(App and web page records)
--
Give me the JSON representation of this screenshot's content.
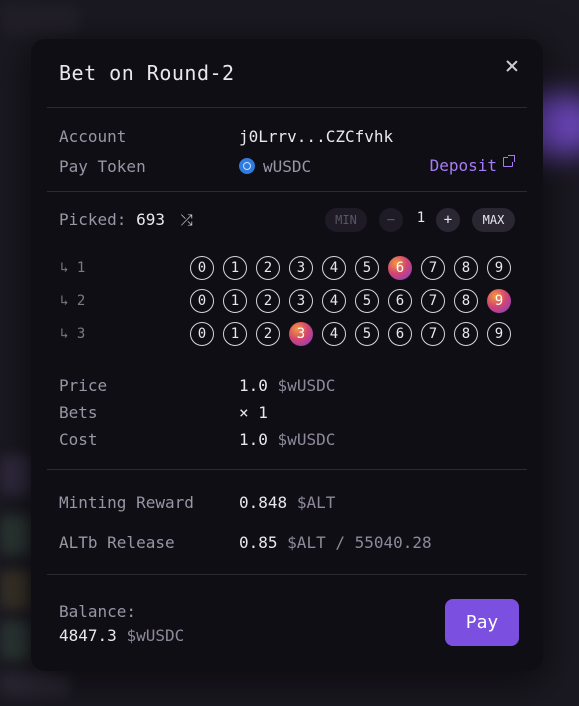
{
  "modal": {
    "title": "Bet on Round-2"
  },
  "account": {
    "label": "Account",
    "value": "j0Lrrv...CZCfvhk"
  },
  "pay_token": {
    "label": "Pay Token",
    "token_name": "wUSDC",
    "token_icon": "usdc-token-icon",
    "deposit_label": "Deposit"
  },
  "picker": {
    "picked_label": "Picked:",
    "picked_value": "693",
    "min_label": "MIN",
    "minus_label": "−",
    "quantity": "1",
    "plus_label": "+",
    "max_label": "MAX",
    "rows": [
      {
        "label": "↳ 1",
        "selected": 6
      },
      {
        "label": "↳ 2",
        "selected": 9
      },
      {
        "label": "↳ 3",
        "selected": 3
      }
    ],
    "digits": [
      "0",
      "1",
      "2",
      "3",
      "4",
      "5",
      "6",
      "7",
      "8",
      "9"
    ]
  },
  "summary": {
    "price_label": "Price",
    "price_value": "1.0",
    "price_unit": "$wUSDC",
    "bets_label": "Bets",
    "bets_value": "× 1",
    "cost_label": "Cost",
    "cost_value": "1.0",
    "cost_unit": "$wUSDC"
  },
  "rewards": {
    "minting_label": "Minting Reward",
    "minting_value": "0.848",
    "minting_unit": "$ALT",
    "release_label": "ALTb Release",
    "release_value": "0.85",
    "release_unit": "$ALT / 55040.28"
  },
  "footer": {
    "balance_label": "Balance:",
    "balance_value": "4847.3",
    "balance_unit": "$wUSDC",
    "pay_label": "Pay"
  },
  "colors": {
    "accent": "#7b4fe0",
    "link": "#a67bf5",
    "background": "#100e15"
  }
}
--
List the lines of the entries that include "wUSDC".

● **RESPONSE TO THIS EXERCISE**
    "token_name": "wUSDC",
    "price_unit": "$wUSDC",
    "cost_unit": "$wUSDC"
    "balance_unit": "$wUSDC",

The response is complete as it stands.